Executives have been doing quite well as with COVID-19 and the urgent need for a vaccine, investors worldwide have pushed the stock price up. Meanwhile, insiders have standard Rule 10b5-1 trading plans set up so trades are automatically executed. TrialSite reported that the CFO and CMO took home $30 million while the CEO Stephan Bancel just took home under $25 million a couple weeks ago, and as disclosed to the SEC, Stephen Hoge took home nearly $22 million recently. Although the timing is certainly off, given there is no vaccine product, lots of public financial support, and the worst public health crisis in modern history leading to tens of millions out of work.

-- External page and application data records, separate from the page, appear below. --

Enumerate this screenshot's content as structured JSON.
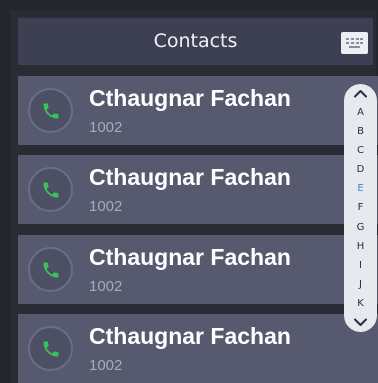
{
  "header": {
    "title": "Contacts"
  },
  "contacts": [
    {
      "name": "Cthaugnar Fachan",
      "number": "1002"
    },
    {
      "name": "Cthaugnar Fachan",
      "number": "1002"
    },
    {
      "name": "Cthaugnar Fachan",
      "number": "1002"
    },
    {
      "name": "Cthaugnar Fachan",
      "number": "1002"
    }
  ],
  "alpha_index": {
    "letters": [
      "A",
      "B",
      "C",
      "D",
      "E",
      "F",
      "G",
      "H",
      "I",
      "J",
      "K"
    ],
    "active": "E",
    "active_color": "#3d7fe2"
  },
  "colors": {
    "call_icon": "#38c25a",
    "header_bg": "#3d4052",
    "card_bg": "#575a6f"
  },
  "icons": {
    "call": "phone-icon",
    "keypad": "dialpad-icon",
    "scroll_up": "chevron-up-icon",
    "scroll_down": "chevron-down-icon"
  }
}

The reality is that for those that secured top educations, worked hard and found themselves in the “right place at the right time,” this type of windfall does occur from time to time. The recipients circulate the capital and hence help to stimulate economic activity, cetaris paribus.
What is Biomedical Advanced Research and Development Authority?
BARDA is part of the federal organization created and authorized by Title IV Sec 401 of the Pandemic and All-Hazards Preparedness Act (PAHPA) of 2006. PAHPA was then amended by the Public Health Service Act with the inclusion of section 319L. Part of the U.S. Department of Health and Human Services (HHS) office responsible for the procurement and development of medical countermeasures, principally against bioterrorism, such as chemical, biological, radiological and nuclear (CBRN) threats, as well as pandemic influenza and emerging diseases. BARDA reports directly into the Office of the Assistant Secretary for Preparedness and Response (ASPR) and manages Project BioShield.
An established interface between the U.S. government and the biotech industry, BARDA prepares and maintains an integrated system of medical countermeasures for both known or unknown, and re-emerging or novel types of public health emergencies, including diagnostic tools, therapeutics, such as antibiotics and antivirals, and preventative measures such as vaccines.